State: Active
Time Remaining: 28765.7593447s
Mode: 3 (Client)
Stratum: 3 (secondary reference - syncd by (S)NTP)
PeerPoll Interval: 15 (32768s)
HostPoll Interval: 15 (32768s)

This specific example displays output from the domain controller holding the PDC emulator
operations master role (if configured to sync with the US pool.ntp.org virtual cluster). Run this
command from an PowerShell prompt:
PS> w32tm /query /peers
#Peers: 4
Peer: 0.us.pool.ntp.org
State: Active
Time Remaining: 904.5625720s
Mode: 1 (Symmetric Active)
Stratum: 2 (secondary reference - syncd by (S)NTP)
PeerPoll Interval: 10 (1024s)
HostPoll Interval: 10 (1024s)
Peer: 1.us.pool.ntp.org
State: Active
Time Remaining: 487.6398725s
Mode: 1 (Symmetric Active)
Stratum: 3 (secondary reference - syncd by (S)NTP)
PeerPoll Interval: 10 (1024s)
HostPoll Interval: 10 (1024s)
Peer: 2.us.pool.ntp.org
State: Active
Time Remaining: 36.4734125s
Mode: 1 (Symmetric Active)
Stratum: 2 (secondary reference - syncd by (S)NTP)
PeerPoll Interval: 10 (1024s)
HostPoll Interval: 10 (1024s)
Peer: 3.us.pool.ntp.org
State: Active
Time Remaining: 547.1089785s
Mode: 1 (Symmetric Active)
Stratum: 2 (secondary reference - syncd by (S)NTP)
PeerPoll Interval: 10 (1024s)
HostPoll Interval: 10 (1024s)

# Display the specific time source of the local computer


This first example displays output from a member computer. Run this command from an

elevated PowerShell prompt:


PS> w32tm /query /source
dc01.example.com
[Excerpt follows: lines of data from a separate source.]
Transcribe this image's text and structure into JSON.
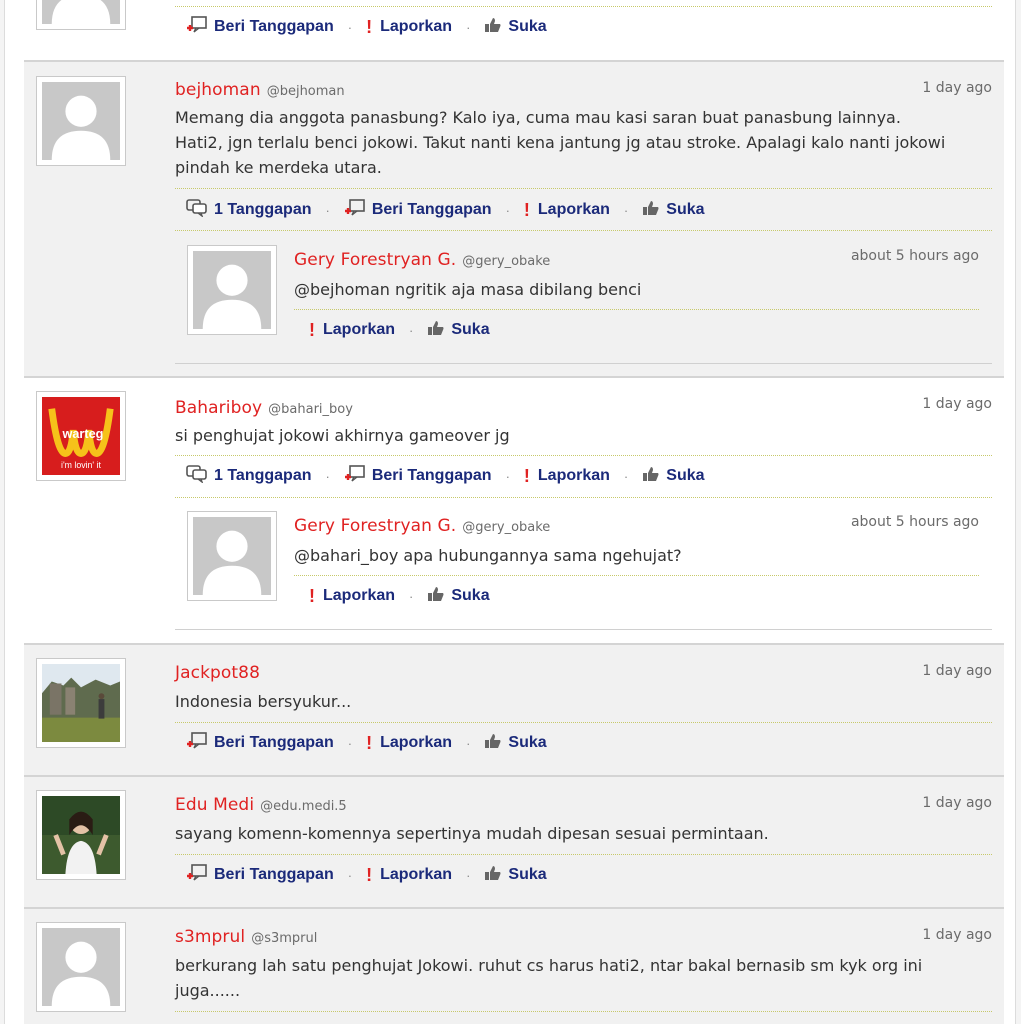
{
  "labels": {
    "reply": "Beri Tanggapan",
    "report": "Laporkan",
    "like": "Suka",
    "reply_count": "1 Tanggapan",
    "separator": "·"
  },
  "comments": [
    {
      "id": "bejhoman",
      "name": "bejhoman",
      "handle": "@bejhoman",
      "time": "1 day ago",
      "lines": [
        "Memang dia anggota panasbung? Kalo iya, cuma mau kasi saran buat panasbung lainnya.",
        "Hati2, jgn terlalu benci jokowi. Takut nanti kena jantung jg atau stroke. Apalagi kalo nanti jokowi",
        "pindah ke merdeka utara."
      ],
      "reply": {
        "name": "Gery Forestryan G.",
        "handle": "@gery_obake",
        "time": "about 5 hours ago",
        "text": "@bejhoman ngritik aja masa dibilang benci"
      }
    },
    {
      "id": "bahariboy",
      "name": "Bahariboy",
      "handle": "@bahari_boy",
      "time": "1 day ago",
      "avatar_text": [
        "warteg",
        "i'm lovin' it"
      ],
      "lines": [
        "si penghujat jokowi akhirnya gameover jg"
      ],
      "reply": {
        "name": "Gery Forestryan G.",
        "handle": "@gery_obake",
        "time": "about 5 hours ago",
        "text": "@bahari_boy apa hubungannya sama ngehujat?"
      }
    },
    {
      "id": "jackpot88",
      "name": "Jackpot88",
      "handle": "",
      "time": "1 day ago",
      "lines": [
        "Indonesia bersyukur..."
      ]
    },
    {
      "id": "edumedi",
      "name": "Edu Medi",
      "handle": "@edu.medi.5",
      "time": "1 day ago",
      "lines": [
        "sayang komenn-komennya sepertinya mudah dipesan sesuai permintaan."
      ]
    },
    {
      "id": "s3mprul",
      "name": "s3mprul",
      "handle": "@s3mprul",
      "time": "1 day ago",
      "lines": [
        "berkurang lah satu penghujat Jokowi. ruhut cs harus hati2, ntar bakal bernasib sm kyk org ini",
        "juga......"
      ]
    }
  ],
  "colors": {
    "username": "#e02222",
    "action": "#1b2a7a",
    "gray_block": "#f1f1f1",
    "dotted": "#c7c96a"
  },
  "icons": [
    "reply-icon",
    "comments-icon",
    "report-icon",
    "thumbs-up-icon",
    "default-avatar-icon"
  ]
}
This example displays output from the domain controller holding the PDC emulator operations
master role (if configured to sync with the US pool.ntp.org virtual cluster). You will notice
from this output the DC is currently syncing with the 0.us.pool.ntp.org node in the cluster. Run
this command from an elevated PowerShell prompt:
PS> w32tm /query /source
0.us.pool.ntp.org

# Perform a manual resync


Sometimes you may need to manually resynchronize the local clock with its time source. Run
this command from an elevated PowerShell prompt:
PS> w32tm /resync /rediscover
Sending resync command to local computer
The command completed successfully.